One of the most common and often heated arguments among investors is on the discussion of active versus passive investing. The passive investors will argue that, since most active managers do not consistently beat their benchmark, that investors should simply buy index funds and call it good. The passive crowd includes some heavyweight names like Bogle, Ellis, and Burton and fund families such as Vanguard and Dimensional Fund Advisors.
Passive indexers believe that the markets are efficient and that the goal of every investor should be to capture the markets returns at the lowest possible costs. I will concede that (a) most managers do not consistently beat their benchmark and (b) markets are generally efficient. But does this mean I think investors should follow the passive approach? No, No, 1,000 times No!
I have long believed and discussed within this blog that the whole argument of passive versus active misses the point and is just noise compared to the bigger issues at hand. Those issues are (a) That investors need to save more than they spend so as to be able to accumulate sufficient assets for the future and (b) that investment, i.e. market returns, are random, and that the sequence or distribution of market returns is absolutely of critical importance to investment planning.

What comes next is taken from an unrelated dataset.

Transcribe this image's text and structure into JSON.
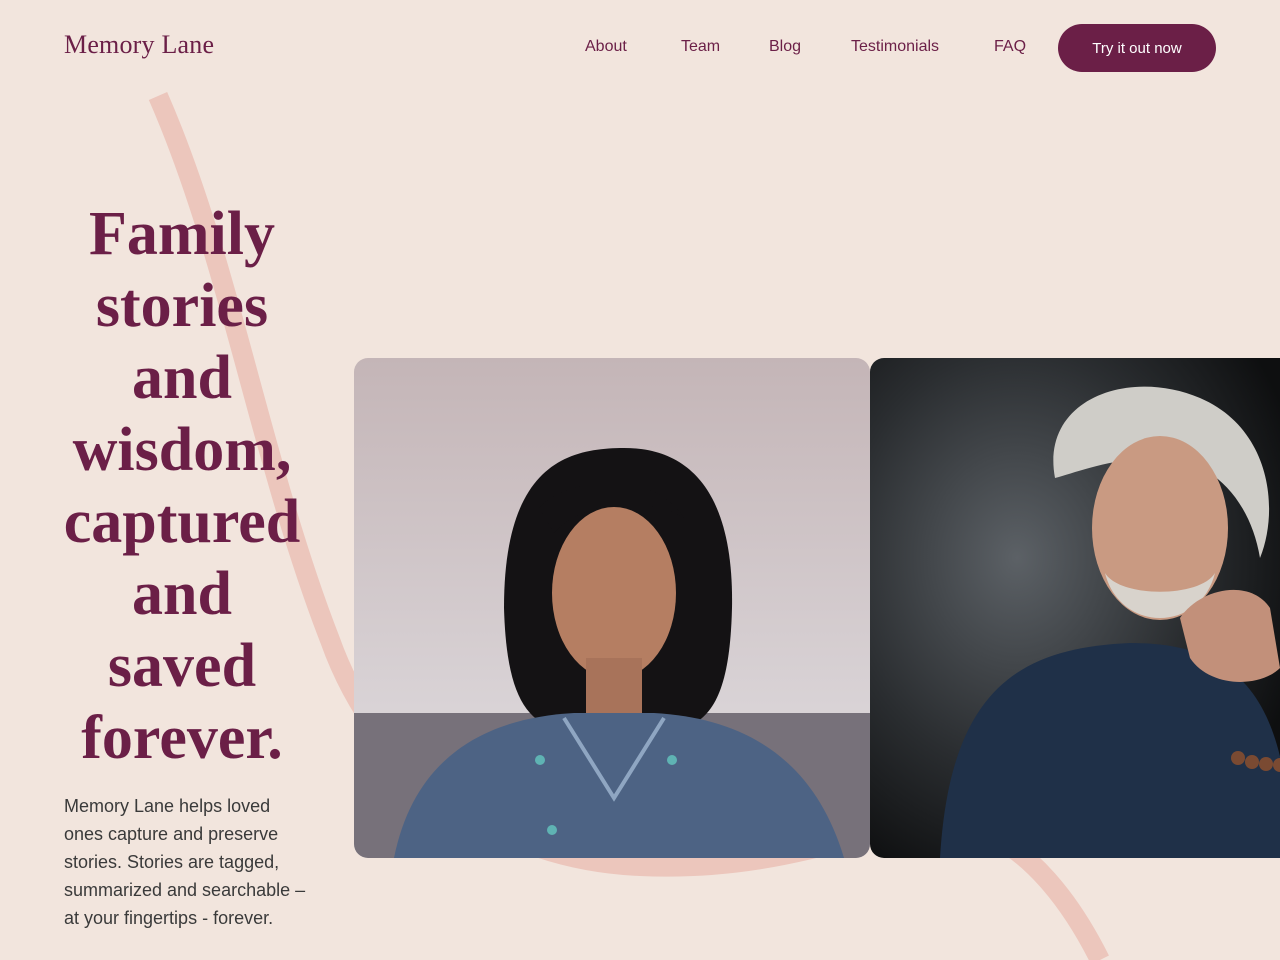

To this latter point, I want to steer readers to an excellent post by Dr. Wade Pfau who has written some excellent papers in the area of retirement income planning. Wade’s most recent article, “You Can’t Control When You are Born…Revisiting Sequence of Returns Risks” address my concerns square on.
In the example Mr. Pfau provides, he displays the following table showing investment results for 151 hypothetical different investors who save the exact same amount of money and experience the exact same average return. The only thing different is when the investor begins and thus, what sequence of returns that the investor experiences. Though they could expect wealth equal to 10x their salary, the outcomes ranged from a minimum of 2.98x to a maximum of 27.7x. The difference in results is only explained by the order in which the returns occurred.

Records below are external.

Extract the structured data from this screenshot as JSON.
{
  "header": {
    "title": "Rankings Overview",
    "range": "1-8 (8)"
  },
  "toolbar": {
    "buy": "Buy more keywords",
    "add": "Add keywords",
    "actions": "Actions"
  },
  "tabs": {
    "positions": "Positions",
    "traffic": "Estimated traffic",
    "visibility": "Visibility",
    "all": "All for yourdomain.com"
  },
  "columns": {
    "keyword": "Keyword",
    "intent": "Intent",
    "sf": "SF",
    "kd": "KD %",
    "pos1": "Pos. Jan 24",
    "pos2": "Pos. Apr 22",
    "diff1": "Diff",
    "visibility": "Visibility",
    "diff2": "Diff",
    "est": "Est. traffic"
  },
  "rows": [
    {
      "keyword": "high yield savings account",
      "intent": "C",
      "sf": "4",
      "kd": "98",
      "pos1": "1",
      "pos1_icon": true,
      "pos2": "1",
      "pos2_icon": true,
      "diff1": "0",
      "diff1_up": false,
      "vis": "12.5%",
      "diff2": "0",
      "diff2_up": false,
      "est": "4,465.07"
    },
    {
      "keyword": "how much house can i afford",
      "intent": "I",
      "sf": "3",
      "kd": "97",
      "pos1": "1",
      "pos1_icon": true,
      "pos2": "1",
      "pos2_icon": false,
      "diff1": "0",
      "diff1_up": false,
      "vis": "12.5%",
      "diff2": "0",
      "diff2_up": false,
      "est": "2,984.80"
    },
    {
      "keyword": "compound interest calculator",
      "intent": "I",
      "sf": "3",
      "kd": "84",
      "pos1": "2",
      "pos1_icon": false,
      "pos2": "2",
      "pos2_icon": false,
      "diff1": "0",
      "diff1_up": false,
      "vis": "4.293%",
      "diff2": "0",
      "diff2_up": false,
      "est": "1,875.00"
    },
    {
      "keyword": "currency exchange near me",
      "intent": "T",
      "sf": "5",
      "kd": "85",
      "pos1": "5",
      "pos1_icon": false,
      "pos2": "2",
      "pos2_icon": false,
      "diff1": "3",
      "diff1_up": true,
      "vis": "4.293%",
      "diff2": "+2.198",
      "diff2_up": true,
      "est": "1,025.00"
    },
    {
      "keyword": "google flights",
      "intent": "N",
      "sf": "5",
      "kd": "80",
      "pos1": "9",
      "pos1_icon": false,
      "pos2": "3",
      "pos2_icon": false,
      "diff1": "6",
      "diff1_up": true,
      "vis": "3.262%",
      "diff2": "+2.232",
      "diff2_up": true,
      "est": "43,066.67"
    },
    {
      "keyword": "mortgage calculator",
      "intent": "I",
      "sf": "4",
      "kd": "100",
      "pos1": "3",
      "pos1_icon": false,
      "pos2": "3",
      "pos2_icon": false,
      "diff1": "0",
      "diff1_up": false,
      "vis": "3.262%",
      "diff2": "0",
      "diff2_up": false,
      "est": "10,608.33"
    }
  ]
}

To quote Dr. Pfau, “This is sequence of returns risk! People are more vulnerable to the returns experienced when their portfolios are larger because a given percentage change has a bigger impact on absolute wealth. A big portfolio drop at the end could possibly wipe out all of the portfolio gains from the first 25 years of one’s career.”
This readers, is why I am so adamant that a prudent investment policy must include active risk management, and this is why each of the Portfolio Cafe models are built with a risk management component. For an investor who experiences a significant portfolio loss late in their investment cycle, it is quite possible that the investor will never be able to fully recover and thus be able to experience the retirement lifestyle they had planned. Since none of us know what the future returns of the market are going to be, our only other choice is to make sure that we follow an approach that can reasonably protect our portfolio from large losses.
The active vs. passive argument focuses your attention on whether or not your returns are “as good as the benchmark” but it says nothing about whether or not the benchmark returns themselves will be adequate in magnitude or in a sequence that assures your investment goals are met.
So the next time someone suggests to you that you should just go buy an index fund, ask yourself, “Do you feel lucky? Well do ya…?”